Solar has been making steady progress over the past few years. In some countries its costs are coming close to parity with those of energy produced from conventional sources.
But until now the breakthrough that would propel it from a miniscule share of the world’s energy generation to a big player has proved elusive.
Could siting installations of solar panels on water, where they could easily (and using little energy) be moved to catch the sun be the game changer renewable energy proponents have been waiting for?
It’s another of those, on the face of it, very promising ideas being thrown up by small, questing companies and researchers.

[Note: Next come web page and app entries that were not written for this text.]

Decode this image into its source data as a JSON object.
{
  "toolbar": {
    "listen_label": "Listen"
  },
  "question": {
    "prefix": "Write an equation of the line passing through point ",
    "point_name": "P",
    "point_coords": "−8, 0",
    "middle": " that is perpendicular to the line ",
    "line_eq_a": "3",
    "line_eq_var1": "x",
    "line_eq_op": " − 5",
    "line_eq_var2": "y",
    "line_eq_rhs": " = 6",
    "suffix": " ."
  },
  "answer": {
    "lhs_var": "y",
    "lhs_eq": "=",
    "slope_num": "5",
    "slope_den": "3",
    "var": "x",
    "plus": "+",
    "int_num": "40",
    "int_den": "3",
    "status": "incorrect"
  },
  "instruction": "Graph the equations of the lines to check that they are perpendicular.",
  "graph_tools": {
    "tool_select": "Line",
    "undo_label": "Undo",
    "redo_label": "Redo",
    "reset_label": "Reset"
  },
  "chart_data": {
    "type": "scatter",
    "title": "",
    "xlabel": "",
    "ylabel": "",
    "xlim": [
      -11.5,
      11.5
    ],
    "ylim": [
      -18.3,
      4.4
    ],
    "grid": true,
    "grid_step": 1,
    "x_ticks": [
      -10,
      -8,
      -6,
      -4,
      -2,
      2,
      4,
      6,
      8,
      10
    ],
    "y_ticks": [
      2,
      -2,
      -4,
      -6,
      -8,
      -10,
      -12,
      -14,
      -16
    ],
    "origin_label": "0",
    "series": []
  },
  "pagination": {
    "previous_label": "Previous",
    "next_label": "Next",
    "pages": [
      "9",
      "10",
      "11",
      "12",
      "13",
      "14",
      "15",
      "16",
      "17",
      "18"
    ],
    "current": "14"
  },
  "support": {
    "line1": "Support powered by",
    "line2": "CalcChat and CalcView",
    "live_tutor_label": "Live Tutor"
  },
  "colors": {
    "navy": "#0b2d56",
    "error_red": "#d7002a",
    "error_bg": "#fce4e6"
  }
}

Many will fail: will US company Pyron Solar be any different?
Pyron is testing a 20 kW installation of solar panels in San Diego which it hopes will generate electricity at higher efficiencies and lower costs than conventional flat-panel photovoltaic systems.
The panels sit on a body of water the size of a large swimming pool. A small 12 vote electric motor moves them around easily to follow the sun. Water is used as a passive coolant to disperse the heat generated by the photovoltaic cells to prevent overheating of critical system components, and for increased efficiency.
Pyron President Stephanie Rosenthal told Jim Motavalli of the New York Times the installations would be suitable for calm rivers, ponds and man-made pools. They might also be put on reservoirs , or areas of wastewater, or even in the water hazards on golf courses. The panels, kept cool on hot days by the water, can be mounted low to the ground, so they don’t shade each other and can withstand high winds that could topple a tall solar tower, on a a very small “footprint”. The estimate is that a system on three acres could produce a megawatt of solar power.
Pyron uses an acrylic concentrating lens, which concentrate the sun’s rays on a small optical device, which then spreads the sunlight evenly over photovoltaic cells to generate electricity.
According to Pyron, the new technology has the potential to cut solar power costs by more than half, as compared with typical commercial rooftop flat-panel photovoltaic systems. The savings are due, in part, to the use of the concentrating optical devices, rather than more expensive semi-conductor material.
See this Forbes blog